>>>
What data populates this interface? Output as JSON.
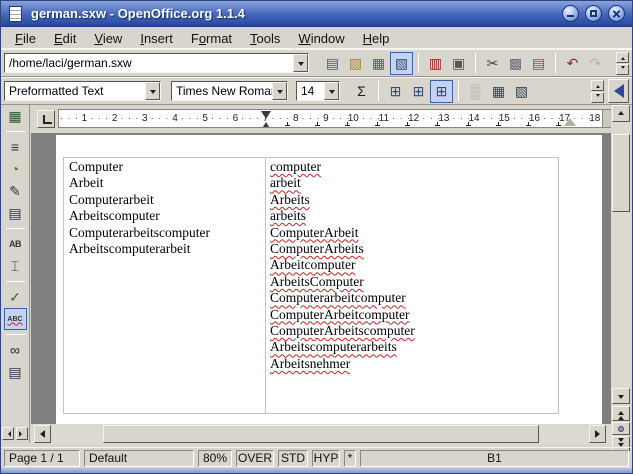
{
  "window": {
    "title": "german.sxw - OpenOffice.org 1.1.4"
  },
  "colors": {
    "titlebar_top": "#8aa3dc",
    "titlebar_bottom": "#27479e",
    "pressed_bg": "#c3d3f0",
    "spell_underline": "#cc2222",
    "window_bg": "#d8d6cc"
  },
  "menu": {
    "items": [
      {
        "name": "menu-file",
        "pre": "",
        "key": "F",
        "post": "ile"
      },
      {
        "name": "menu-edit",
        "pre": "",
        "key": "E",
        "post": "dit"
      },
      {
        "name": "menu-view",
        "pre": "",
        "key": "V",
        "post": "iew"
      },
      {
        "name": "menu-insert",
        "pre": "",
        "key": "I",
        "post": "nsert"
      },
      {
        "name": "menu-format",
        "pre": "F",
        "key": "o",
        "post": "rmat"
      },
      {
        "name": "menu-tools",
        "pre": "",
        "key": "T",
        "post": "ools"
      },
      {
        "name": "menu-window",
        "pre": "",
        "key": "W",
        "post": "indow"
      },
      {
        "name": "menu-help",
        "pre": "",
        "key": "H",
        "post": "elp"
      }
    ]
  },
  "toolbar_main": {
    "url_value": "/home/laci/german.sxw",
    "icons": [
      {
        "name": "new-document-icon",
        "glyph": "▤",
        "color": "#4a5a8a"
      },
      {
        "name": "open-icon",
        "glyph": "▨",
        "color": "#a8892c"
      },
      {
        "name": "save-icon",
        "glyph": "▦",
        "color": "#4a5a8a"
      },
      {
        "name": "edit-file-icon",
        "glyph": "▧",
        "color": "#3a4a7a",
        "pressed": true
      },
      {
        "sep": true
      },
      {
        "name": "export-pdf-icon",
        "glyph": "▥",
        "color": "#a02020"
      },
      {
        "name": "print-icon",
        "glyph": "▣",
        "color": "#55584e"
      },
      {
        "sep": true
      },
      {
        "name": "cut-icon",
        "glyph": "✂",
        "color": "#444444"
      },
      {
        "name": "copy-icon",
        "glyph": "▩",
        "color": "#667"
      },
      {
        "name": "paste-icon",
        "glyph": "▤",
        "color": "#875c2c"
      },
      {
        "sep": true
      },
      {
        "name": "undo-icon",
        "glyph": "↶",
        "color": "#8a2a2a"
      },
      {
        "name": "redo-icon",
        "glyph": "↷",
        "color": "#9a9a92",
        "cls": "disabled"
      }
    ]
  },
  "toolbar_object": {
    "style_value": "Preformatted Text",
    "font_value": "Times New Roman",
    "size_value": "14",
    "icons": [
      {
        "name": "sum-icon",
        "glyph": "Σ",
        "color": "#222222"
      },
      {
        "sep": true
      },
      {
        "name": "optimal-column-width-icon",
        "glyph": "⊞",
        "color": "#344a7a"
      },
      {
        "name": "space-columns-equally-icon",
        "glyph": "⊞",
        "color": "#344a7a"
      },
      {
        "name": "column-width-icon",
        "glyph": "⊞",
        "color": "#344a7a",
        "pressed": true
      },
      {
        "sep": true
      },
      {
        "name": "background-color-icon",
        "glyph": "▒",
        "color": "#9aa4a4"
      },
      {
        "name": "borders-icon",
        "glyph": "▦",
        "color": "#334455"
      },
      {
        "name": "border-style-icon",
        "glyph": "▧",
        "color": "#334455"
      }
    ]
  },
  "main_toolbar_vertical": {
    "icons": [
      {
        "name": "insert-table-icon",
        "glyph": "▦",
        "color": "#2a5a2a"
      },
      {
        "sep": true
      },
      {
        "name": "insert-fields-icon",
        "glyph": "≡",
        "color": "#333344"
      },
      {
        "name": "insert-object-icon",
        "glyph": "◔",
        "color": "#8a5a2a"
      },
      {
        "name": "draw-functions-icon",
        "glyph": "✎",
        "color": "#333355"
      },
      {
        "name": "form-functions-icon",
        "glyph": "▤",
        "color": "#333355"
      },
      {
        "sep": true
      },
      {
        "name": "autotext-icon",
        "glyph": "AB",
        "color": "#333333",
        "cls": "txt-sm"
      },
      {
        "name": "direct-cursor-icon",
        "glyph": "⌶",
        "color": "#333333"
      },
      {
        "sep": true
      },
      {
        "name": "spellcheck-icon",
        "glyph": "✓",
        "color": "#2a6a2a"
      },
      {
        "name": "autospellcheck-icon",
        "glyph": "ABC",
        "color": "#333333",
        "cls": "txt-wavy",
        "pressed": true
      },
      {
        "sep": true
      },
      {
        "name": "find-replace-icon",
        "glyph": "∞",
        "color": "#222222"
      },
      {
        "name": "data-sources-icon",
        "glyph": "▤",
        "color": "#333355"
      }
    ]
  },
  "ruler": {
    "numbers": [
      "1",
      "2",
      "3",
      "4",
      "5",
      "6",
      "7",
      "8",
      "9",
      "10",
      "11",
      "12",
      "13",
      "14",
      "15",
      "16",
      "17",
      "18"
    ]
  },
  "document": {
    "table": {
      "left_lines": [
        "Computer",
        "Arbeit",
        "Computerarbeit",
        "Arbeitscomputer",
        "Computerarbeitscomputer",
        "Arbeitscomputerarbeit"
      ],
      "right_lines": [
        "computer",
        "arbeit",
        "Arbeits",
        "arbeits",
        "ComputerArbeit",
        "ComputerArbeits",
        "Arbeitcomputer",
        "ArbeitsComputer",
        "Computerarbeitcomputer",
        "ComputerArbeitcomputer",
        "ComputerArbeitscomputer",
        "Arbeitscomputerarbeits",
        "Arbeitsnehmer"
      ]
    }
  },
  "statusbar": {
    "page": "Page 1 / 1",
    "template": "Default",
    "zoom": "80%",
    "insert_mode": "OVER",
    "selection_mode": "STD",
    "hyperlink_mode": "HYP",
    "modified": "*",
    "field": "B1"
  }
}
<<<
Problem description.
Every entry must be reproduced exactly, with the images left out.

Output.
What data populates this interface? Output as JSON.
{
  "window": {
    "title": "german.sxw - OpenOffice.org 1.1.4"
  },
  "colors": {
    "titlebar_top": "#8aa3dc",
    "titlebar_bottom": "#27479e",
    "pressed_bg": "#c3d3f0",
    "spell_underline": "#cc2222",
    "window_bg": "#d8d6cc"
  },
  "menu": {
    "items": [
      {
        "name": "menu-file",
        "pre": "",
        "key": "F",
        "post": "ile"
      },
      {
        "name": "menu-edit",
        "pre": "",
        "key": "E",
        "post": "dit"
      },
      {
        "name": "menu-view",
        "pre": "",
        "key": "V",
        "post": "iew"
      },
      {
        "name": "menu-insert",
        "pre": "",
        "key": "I",
        "post": "nsert"
      },
      {
        "name": "menu-format",
        "pre": "F",
        "key": "o",
        "post": "rmat"
      },
      {
        "name": "menu-tools",
        "pre": "",
        "key": "T",
        "post": "ools"
      },
      {
        "name": "menu-window",
        "pre": "",
        "key": "W",
        "post": "indow"
      },
      {
        "name": "menu-help",
        "pre": "",
        "key": "H",
        "post": "elp"
      }
    ]
  },
  "toolbar_main": {
    "url_value": "/home/laci/german.sxw",
    "icons": [
      {
        "name": "new-document-icon",
        "glyph": "▤",
        "color": "#4a5a8a"
      },
      {
        "name": "open-icon",
        "glyph": "▨",
        "color": "#a8892c"
      },
      {
        "name": "save-icon",
        "glyph": "▦",
        "color": "#4a5a8a"
      },
      {
        "name": "edit-file-icon",
        "glyph": "▧",
        "color": "#3a4a7a",
        "pressed": true
      },
      {
        "sep": true
      },
      {
        "name": "export-pdf-icon",
        "glyph": "▥",
        "color": "#a02020"
      },
      {
        "name": "print-icon",
        "glyph": "▣",
        "color": "#55584e"
      },
      {
        "sep": true
      },
      {
        "name": "cut-icon",
        "glyph": "✂",
        "color": "#444444"
      },
      {
        "name": "copy-icon",
        "glyph": "▩",
        "color": "#667"
      },
      {
        "name": "paste-icon",
        "glyph": "▤",
        "color": "#875c2c"
      },
      {
        "sep": true
      },
      {
        "name": "undo-icon",
        "glyph": "↶",
        "color": "#8a2a2a"
      },
      {
        "name": "redo-icon",
        "glyph": "↷",
        "color": "#9a9a92",
        "cls": "disabled"
      }
    ]
  },
  "toolbar_object": {
    "style_value": "Preformatted Text",
    "font_value": "Times New Roman",
    "size_value": "14",
    "icons": [
      {
        "name": "sum-icon",
        "glyph": "Σ",
        "color": "#222222"
      },
      {
        "sep": true
      },
      {
        "name": "optimal-column-width-icon",
        "glyph": "⊞",
        "color": "#344a7a"
      },
      {
        "name": "space-columns-equally-icon",
        "glyph": "⊞",
        "color": "#344a7a"
      },
      {
        "name": "column-width-icon",
        "glyph": "⊞",
        "color": "#344a7a",
        "pressed": true
      },
      {
        "sep": true
      },
      {
        "name": "background-color-icon",
        "glyph": "▒",
        "color": "#9aa4a4"
      },
      {
        "name": "borders-icon",
        "glyph": "▦",
        "color": "#334455"
      },
      {
        "name": "border-style-icon",
        "glyph": "▧",
        "color": "#334455"
      }
    ]
  },
  "main_toolbar_vertical": {
    "icons": [
      {
        "name": "insert-table-icon",
        "glyph": "▦",
        "color": "#2a5a2a"
      },
      {
        "sep": true
      },
      {
        "name": "insert-fields-icon",
        "glyph": "≡",
        "color": "#333344"
      },
      {
        "name": "insert-object-icon",
        "glyph": "◔",
        "color": "#8a5a2a"
      },
      {
        "name": "draw-functions-icon",
        "glyph": "✎",
        "color": "#333355"
      },
      {
        "name": "form-functions-icon",
        "glyph": "▤",
        "color": "#333355"
      },
      {
        "sep": true
      },
      {
        "name": "autotext-icon",
        "glyph": "AB",
        "color": "#333333",
        "cls": "txt-sm"
      },
      {
        "name": "direct-cursor-icon",
        "glyph": "⌶",
        "color": "#333333"
      },
      {
        "sep": true
      },
      {
        "name": "spellcheck-icon",
        "glyph": "✓",
        "color": "#2a6a2a"
      },
      {
        "name": "autospellcheck-icon",
        "glyph": "ABC",
        "color": "#333333",
        "cls": "txt-wavy",
        "pressed": true
      },
      {
        "sep": true
      },
      {
        "name": "find-replace-icon",
        "glyph": "∞",
        "color": "#222222"
      },
      {
        "name": "data-sources-icon",
        "glyph": "▤",
        "color": "#333355"
      }
    ]
  },
  "ruler": {
    "numbers": [
      "1",
      "2",
      "3",
      "4",
      "5",
      "6",
      "7",
      "8",
      "9",
      "10",
      "11",
      "12",
      "13",
      "14",
      "15",
      "16",
      "17",
      "18"
    ]
  },
  "document": {
    "table": {
      "left_lines": [
        "Computer",
        "Arbeit",
        "Computerarbeit",
        "Arbeitscomputer",
        "Computerarbeitscomputer",
        "Arbeitscomputerarbeit"
      ],
      "right_lines": [
        "computer",
        "arbeit",
        "Arbeits",
        "arbeits",
        "ComputerArbeit",
        "ComputerArbeits",
        "Arbeitcomputer",
        "ArbeitsComputer",
        "Computerarbeitcomputer",
        "ComputerArbeitcomputer",
        "ComputerArbeitscomputer",
        "Arbeitscomputerarbeits",
        "Arbeitsnehmer"
      ]
    }
  },
  "statusbar": {
    "page": "Page 1 / 1",
    "template": "Default",
    "zoom": "80%",
    "insert_mode": "OVER",
    "selection_mode": "STD",
    "hyperlink_mode": "HYP",
    "modified": "*",
    "field": "B1"
  }
}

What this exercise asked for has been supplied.